The cute name ICHIMOKU KINKO HYO INDICATOR is a Japanese method of applying its set of five lines to the historical charts so as to attempt to find not only the direction of the pair but also the right time to enter and exit the markets. I will be nasty if I were to comment on this indicator as this might be the first ever Japanese creation that has come my way without having any real logic behind it but in this article, we will understand what this indicator is and then we will go to my arguments as to why I feel that the whole existence of this much-hyped Indicator is rather ridiculous.
Ichimoku Kinko Hyo Indicator works on the principle that the pair price is always at a dis-balance and is always moving to equilibrium. Imagine if you could just find the last high and last low, take their average and believe that the pair is heading straight to this average price. Will it not make your trading a little too easy? This precisely is the basic reasoning of Ichimoku Kinko Hyo Indicator with the only difference that it tends to take the average of not just the last high and last low, but also of certain predefined time period slabs having ‘many highs and many lows’. The average of all these high and lows clubbed together makes a moving line (going up and down, very much like moving average) which as per this indicator is believed to be the key support and resistance levels. It is the same way that many lines are drawn using these averages for different time periods and then each line gets a Japanese name. Let’s understand these lines and the rules behind their formation.
1) Tenkan-Sen = Conversion Line = (Highest High + Lowest Low) / 2, for the past 9 periods
2) Kijun-Sen = Base Line = (Highest High + Lowest Low) / 2, for the past 26 periods
3) Chikou Span = Lagging Span = Today’s closing price plotted 26 periods behind
4) Senkan Span A = Leading Span A = (Tenkan-Sen + Kijun-Sen) / 2, plotted 26 periods ahead
5) Senkou Span B = Leading Span B = (Highest High + Lowest Low) / 2, for the past 52 periods, plotted 26 periods ahead

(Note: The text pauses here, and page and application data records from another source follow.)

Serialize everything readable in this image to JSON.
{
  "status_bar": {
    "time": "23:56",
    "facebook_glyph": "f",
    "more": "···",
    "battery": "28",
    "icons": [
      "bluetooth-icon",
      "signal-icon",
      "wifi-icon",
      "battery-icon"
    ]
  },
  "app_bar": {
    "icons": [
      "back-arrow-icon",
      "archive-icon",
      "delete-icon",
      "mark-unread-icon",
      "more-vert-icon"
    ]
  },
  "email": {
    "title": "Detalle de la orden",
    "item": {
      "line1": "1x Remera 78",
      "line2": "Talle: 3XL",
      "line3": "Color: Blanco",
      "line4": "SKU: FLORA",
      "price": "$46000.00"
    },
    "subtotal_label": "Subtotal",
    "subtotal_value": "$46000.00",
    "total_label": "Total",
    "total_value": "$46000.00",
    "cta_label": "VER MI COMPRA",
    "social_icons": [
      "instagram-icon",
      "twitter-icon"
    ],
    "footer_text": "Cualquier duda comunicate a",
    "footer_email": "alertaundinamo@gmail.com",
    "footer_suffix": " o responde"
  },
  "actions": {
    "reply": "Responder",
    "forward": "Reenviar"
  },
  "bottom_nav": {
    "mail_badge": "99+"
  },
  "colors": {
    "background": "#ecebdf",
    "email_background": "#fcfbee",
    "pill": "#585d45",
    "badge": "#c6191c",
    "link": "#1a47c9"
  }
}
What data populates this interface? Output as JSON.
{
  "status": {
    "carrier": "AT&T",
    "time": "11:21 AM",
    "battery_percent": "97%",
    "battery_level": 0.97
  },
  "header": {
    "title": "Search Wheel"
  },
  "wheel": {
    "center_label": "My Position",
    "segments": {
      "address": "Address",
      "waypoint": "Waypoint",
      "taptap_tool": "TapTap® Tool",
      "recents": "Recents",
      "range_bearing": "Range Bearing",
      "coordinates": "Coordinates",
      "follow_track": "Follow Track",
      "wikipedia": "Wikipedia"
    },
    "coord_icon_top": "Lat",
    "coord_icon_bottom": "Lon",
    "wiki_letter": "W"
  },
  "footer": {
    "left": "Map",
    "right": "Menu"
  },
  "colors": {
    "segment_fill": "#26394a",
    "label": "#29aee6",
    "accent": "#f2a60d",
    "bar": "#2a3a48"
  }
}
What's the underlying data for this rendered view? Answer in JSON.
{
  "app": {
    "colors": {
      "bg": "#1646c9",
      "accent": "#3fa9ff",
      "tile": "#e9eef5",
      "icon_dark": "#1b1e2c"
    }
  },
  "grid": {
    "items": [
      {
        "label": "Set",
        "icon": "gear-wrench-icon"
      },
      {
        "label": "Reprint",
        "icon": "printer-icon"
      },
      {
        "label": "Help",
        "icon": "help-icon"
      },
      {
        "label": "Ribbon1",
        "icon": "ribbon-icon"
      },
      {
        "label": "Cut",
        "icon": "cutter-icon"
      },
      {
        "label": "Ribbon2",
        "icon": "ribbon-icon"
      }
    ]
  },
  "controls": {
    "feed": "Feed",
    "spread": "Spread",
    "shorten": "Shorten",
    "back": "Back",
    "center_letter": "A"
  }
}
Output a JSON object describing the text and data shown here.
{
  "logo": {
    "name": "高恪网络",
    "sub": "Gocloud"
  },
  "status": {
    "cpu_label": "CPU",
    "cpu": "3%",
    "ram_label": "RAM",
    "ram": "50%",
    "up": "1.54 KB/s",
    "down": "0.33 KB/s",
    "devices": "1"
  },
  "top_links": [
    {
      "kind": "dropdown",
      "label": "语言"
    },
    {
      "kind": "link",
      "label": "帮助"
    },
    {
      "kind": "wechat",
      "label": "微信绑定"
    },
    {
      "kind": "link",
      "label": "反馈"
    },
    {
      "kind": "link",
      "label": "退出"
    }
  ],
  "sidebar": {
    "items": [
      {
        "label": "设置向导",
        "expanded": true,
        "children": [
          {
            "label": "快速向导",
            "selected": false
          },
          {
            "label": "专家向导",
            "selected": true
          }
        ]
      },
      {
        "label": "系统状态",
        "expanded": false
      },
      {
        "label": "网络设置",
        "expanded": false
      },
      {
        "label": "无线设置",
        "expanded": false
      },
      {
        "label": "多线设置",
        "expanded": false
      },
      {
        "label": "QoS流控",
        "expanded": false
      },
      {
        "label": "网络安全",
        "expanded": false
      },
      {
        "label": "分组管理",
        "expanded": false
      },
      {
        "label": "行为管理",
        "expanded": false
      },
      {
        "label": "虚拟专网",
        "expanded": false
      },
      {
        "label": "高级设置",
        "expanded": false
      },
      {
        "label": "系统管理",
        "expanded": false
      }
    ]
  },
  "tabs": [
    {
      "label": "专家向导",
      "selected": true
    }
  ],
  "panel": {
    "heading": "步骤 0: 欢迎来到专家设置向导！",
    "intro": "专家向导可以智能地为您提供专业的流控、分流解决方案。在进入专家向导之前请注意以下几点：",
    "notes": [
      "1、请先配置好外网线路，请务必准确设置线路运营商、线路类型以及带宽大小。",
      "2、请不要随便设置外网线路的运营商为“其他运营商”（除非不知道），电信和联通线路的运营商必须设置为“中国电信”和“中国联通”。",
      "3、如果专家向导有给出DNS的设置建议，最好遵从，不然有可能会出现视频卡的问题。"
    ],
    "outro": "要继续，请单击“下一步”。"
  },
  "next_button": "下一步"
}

While the first three lines i.e. Tanken sen, Kijun sen and chikou sen are used only as the key support and resistance levels, the real trend is identified using Senkan and Senkou spans which give you an area called a ‘ Cloud’ or ‘Kumo’. The application of Ichimoku Kinko Hyo Indicator suggests that the price above the cloud or ‘KUMO’ is an indication of an uptrend and of course the opposite for a downtrend. Now once it has been established that the pair is moving in a certain direction, the indicator asks you to go with the trend at the crossovers of these sen-sen lines. This is very much like pivot points where you are expected to buy at the breakout of the first Pivot point and go along with the trend. An active trader will know already where to put his stop-loss which can very well be the Kijun or chikou line, below the cloud. Of course, if the price was trading under the cloud, then you would prefer going short and thus your stop-loss also will move to Tankan sen or Kijun sen whichever one comes earlier, above Kumo, the cloud.

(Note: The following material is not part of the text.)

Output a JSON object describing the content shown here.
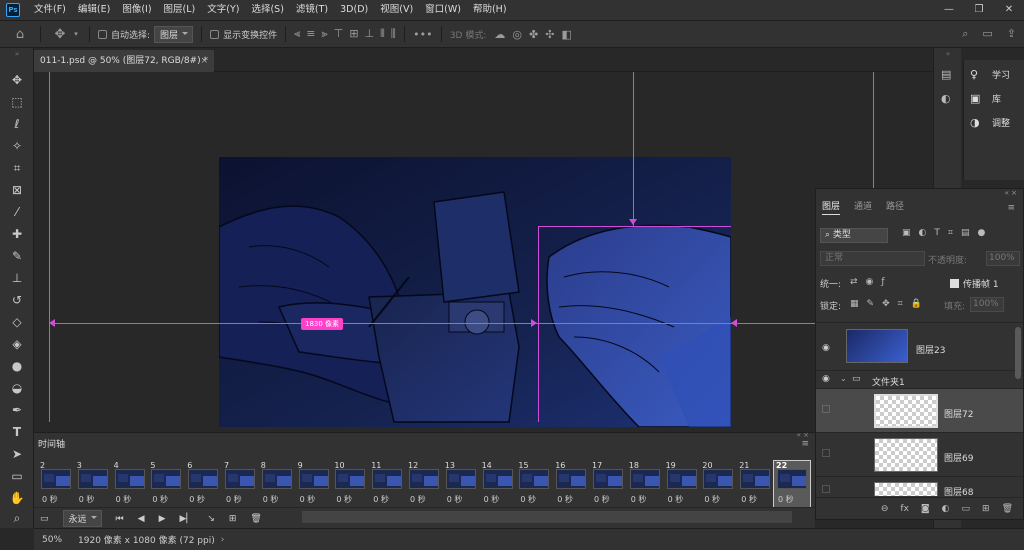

So a well-defined indicator and nicely-named lines too, but then, that’s it. The only good thing that I can think of in this Ichimoku Kinko Hyo Indicator is that its lines are colorful. Of course, you are free to use this indicator if you find it really fancy to read a chart with those orange, blue and the green color lines but my question is where the logic behind using nine or the twenty six periods lies? Why nine and not nineteen and why twenty-two not twenty- eight? If even after doing all this hoo-ha, the result is only an ‘uncertain’ trade, then why to even analyze anything beyond last high and last low? Why can’t we just trade on last High and last low as the key entries and trade for the average or trade from the average to either of the peaks? Why any sen-sen line and kumo-kumo cloud? Find the peaks, draw lines, give them your own name- your own colors and there you have, your very own, Michael- Julia kinko-pinko high-profit zone.